Data for analysis: Begin

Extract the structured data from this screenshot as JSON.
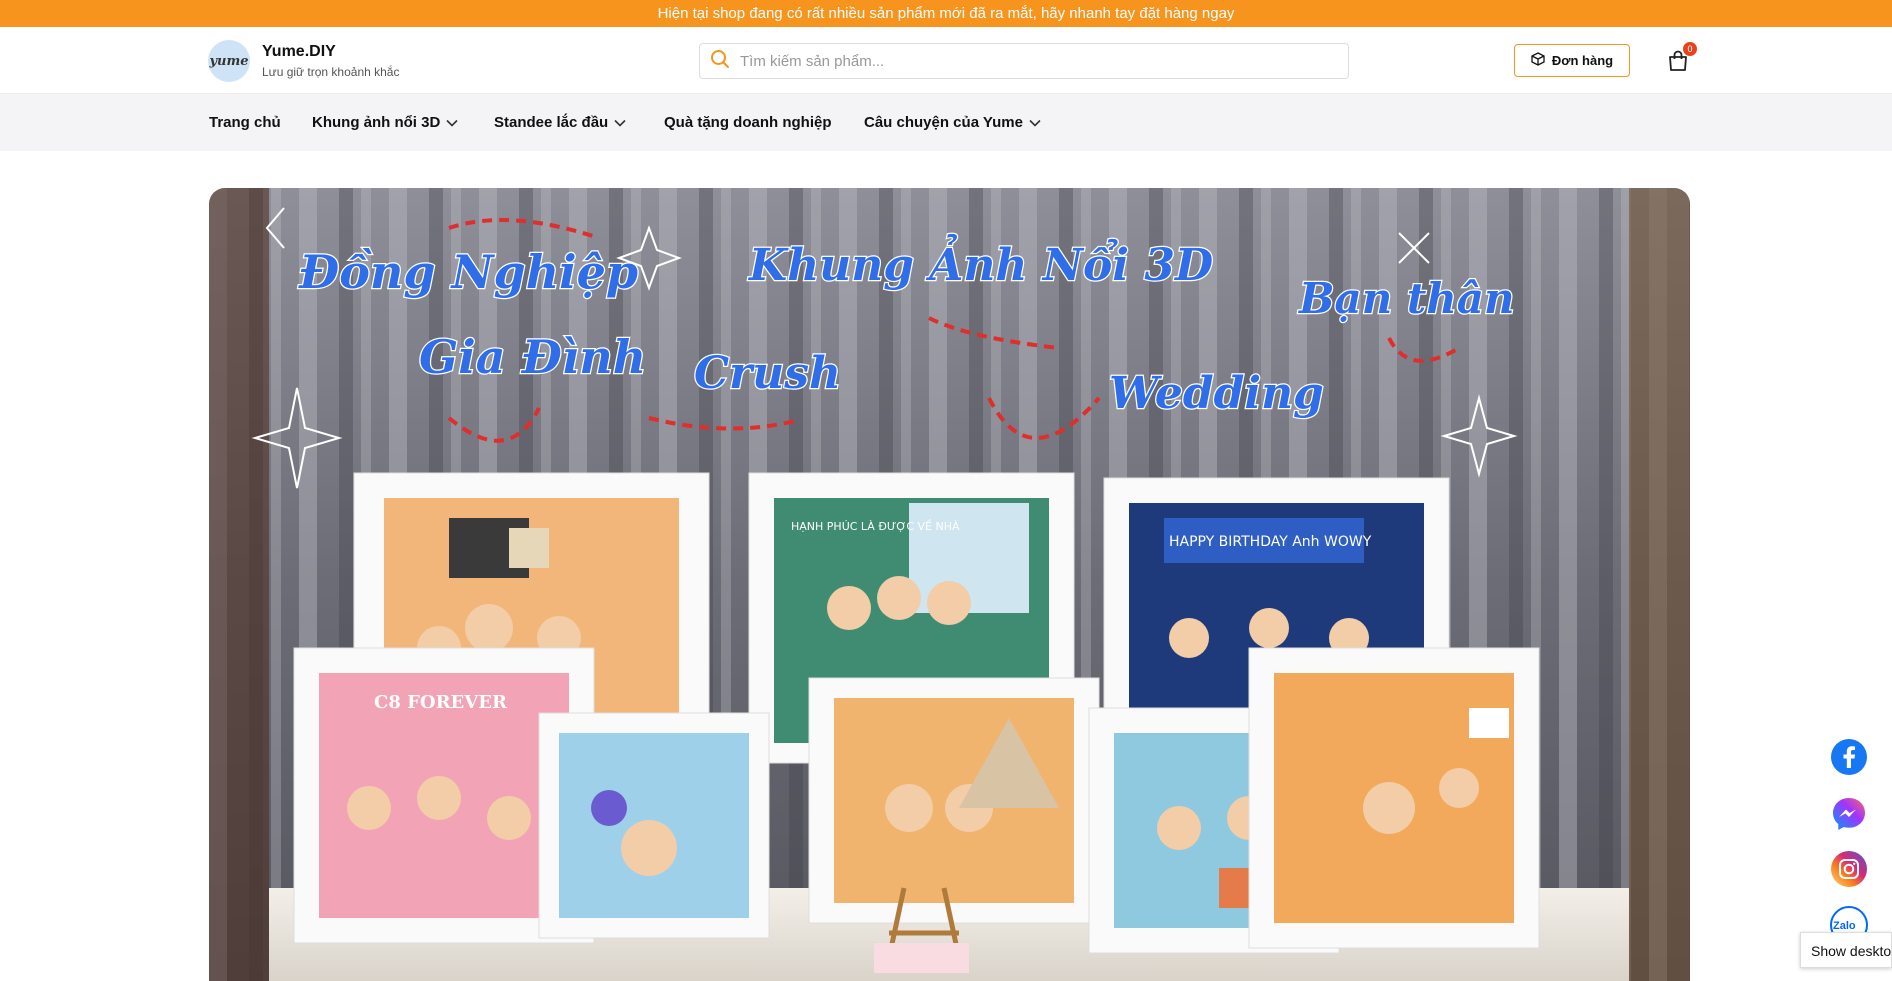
{
  "announcement": "Hiện tại shop đang có rất nhiều sản phẩm mới đã ra mắt, hãy nhanh tay đặt hàng ngay",
  "brand": {
    "logo_text": "yume",
    "name": "Yume.DIY",
    "tagline": "Lưu giữ trọn khoảnh khắc"
  },
  "search": {
    "placeholder": "Tìm kiếm sản phẩm...",
    "icon": "search-icon"
  },
  "header": {
    "orders_label": "Đơn hàng",
    "cart_count": "0"
  },
  "nav": {
    "items": [
      {
        "label": "Trang chủ",
        "has_dropdown": false
      },
      {
        "label": "Khung ảnh nổi 3D",
        "has_dropdown": true
      },
      {
        "label": "Standee lắc đầu",
        "has_dropdown": true
      },
      {
        "label": "Quà tặng doanh nghiệp",
        "has_dropdown": false
      },
      {
        "label": "Câu chuyện của Yume",
        "has_dropdown": true
      }
    ]
  },
  "hero": {
    "texts": {
      "t1": "Đồng Nghiệp",
      "t2": "Khung Ảnh Nổi 3D",
      "t3": "Bạn thân",
      "t4": "Gia Đình",
      "t5": "Crush",
      "t6": "Wedding"
    },
    "frame_texts": {
      "f1": "HẠNH PHÚC LÀ ĐƯỢC VỀ NHÀ",
      "f2": "HAPPY BIRTHDAY Anh WOWY",
      "f3": "C8 FOREVER"
    }
  },
  "social": {
    "facebook": "facebook-icon",
    "messenger": "messenger-icon",
    "instagram": "instagram-icon",
    "zalo_label": "Zalo"
  },
  "tooltip": "Show deskto",
  "colors": {
    "accent": "#f7941d",
    "badge": "#e8421c",
    "facebook": "#1877f2"
  }
}
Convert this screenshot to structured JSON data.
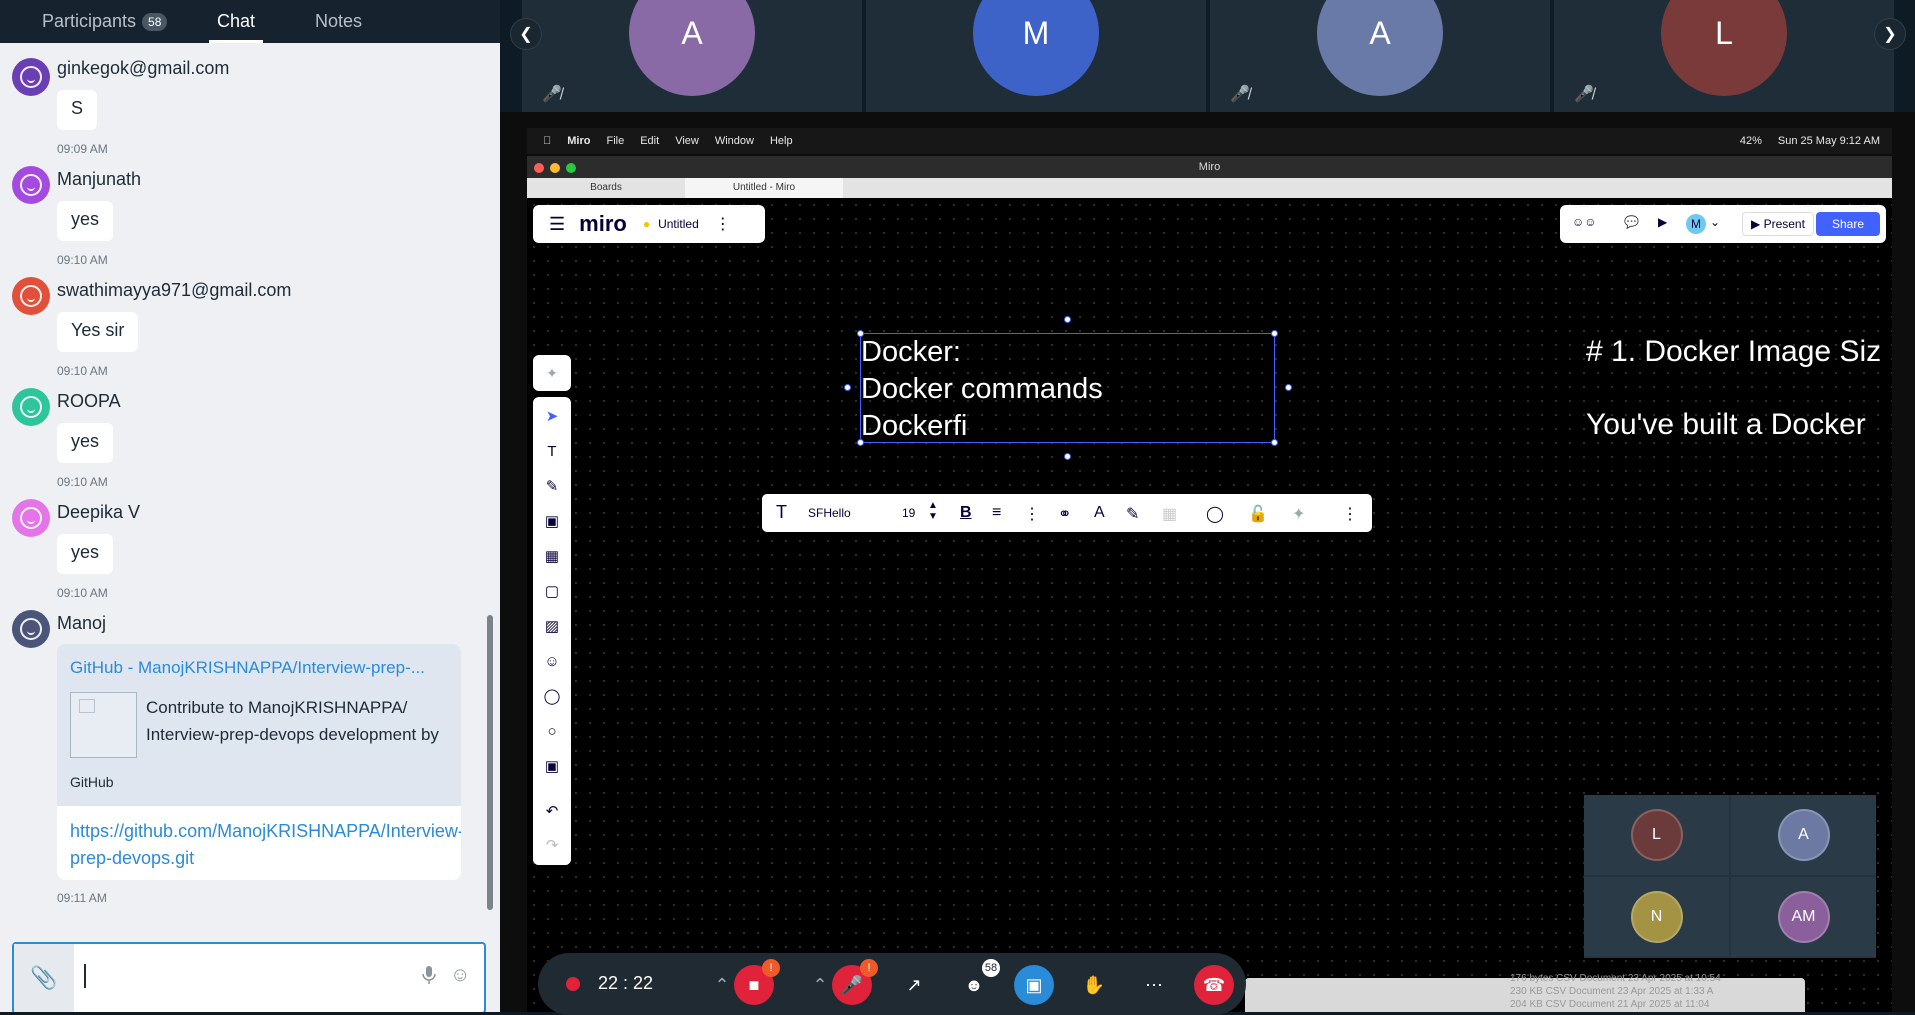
{
  "chat_panel": {
    "tabs": [
      {
        "label": "Participants",
        "count": "58"
      },
      {
        "label": "Chat"
      },
      {
        "label": "Notes"
      }
    ],
    "messages": [
      {
        "sender": "ginkegok@gmail.com",
        "text": "S",
        "time": "09:09 AM",
        "color": "#6a3fb5"
      },
      {
        "sender": "Manjunath",
        "text": "yes",
        "time": "09:10 AM",
        "color": "#a34be0"
      },
      {
        "sender": "swathimayya971@gmail.com",
        "text": "Yes sir",
        "time": "09:10 AM",
        "color": "#e0503a"
      },
      {
        "sender": "ROOPA",
        "text": "yes",
        "time": "09:10 AM",
        "color": "#2fc59c"
      },
      {
        "sender": "Deepika V",
        "text": "yes",
        "time": "09:10 AM",
        "color": "#e574e8"
      },
      {
        "sender": "Manoj",
        "time": "09:11 AM",
        "color": "#4a5578"
      }
    ],
    "link_card": {
      "title": "GitHub - ManojKRISHNAPPA/Interview-prep-...",
      "description": "Contribute to ManojKRISHNAPPA/ Interview-prep-devops development by creating an account on GitHub.",
      "site": "GitHub",
      "url": "https://github.com/ManojKRISHNAPPA/Interview-prep-devops.git"
    },
    "input_value": ""
  },
  "video_strip": {
    "tiles": [
      {
        "initial": "A",
        "color": "#8a6aa6"
      },
      {
        "initial": "M",
        "color": "#3d63c9"
      },
      {
        "initial": "A",
        "color": "#6a7aa8"
      },
      {
        "initial": "L",
        "color": "#7a3a3a"
      }
    ]
  },
  "mac": {
    "menu": [
      "Miro",
      "File",
      "Edit",
      "View",
      "Window",
      "Help"
    ],
    "battery": "42%",
    "clock": "Sun 25 May  9:12 AM",
    "window_title": "Miro",
    "tabs": [
      "Boards",
      "Untitled - Miro"
    ]
  },
  "miro": {
    "logo": "miro",
    "board_name": "Untitled",
    "present_label": "Present",
    "share_label": "Share",
    "user_initial": "M",
    "text_lines": "Docker:\nDocker commands\nDockerfi",
    "font_name": "SFHello",
    "font_size": "19",
    "right_heading": "# 1. Docker Image Siz",
    "right_line": "You've built a Docker"
  },
  "mini_videos": [
    {
      "initial": "L",
      "color": "#6b3a3a"
    },
    {
      "initial": "A",
      "color": "#6c7aa3"
    },
    {
      "initial": "N",
      "color": "#a39343"
    },
    {
      "initial": "AM",
      "color": "#8a5f9c"
    }
  ],
  "finder_rows": [
    "176 bytes   CSV Document    23 Apr 2025 at 10:54",
    "230 KB      CSV Document    23 Apr 2025 at 1:33 A",
    "204 KB      CSV Document    21 Apr 2025 at 11:04"
  ],
  "controls": {
    "timer": "22 : 22",
    "participants_count": "58",
    "alert": "!"
  }
}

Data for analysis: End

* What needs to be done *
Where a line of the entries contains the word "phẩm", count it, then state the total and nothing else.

* Result *
2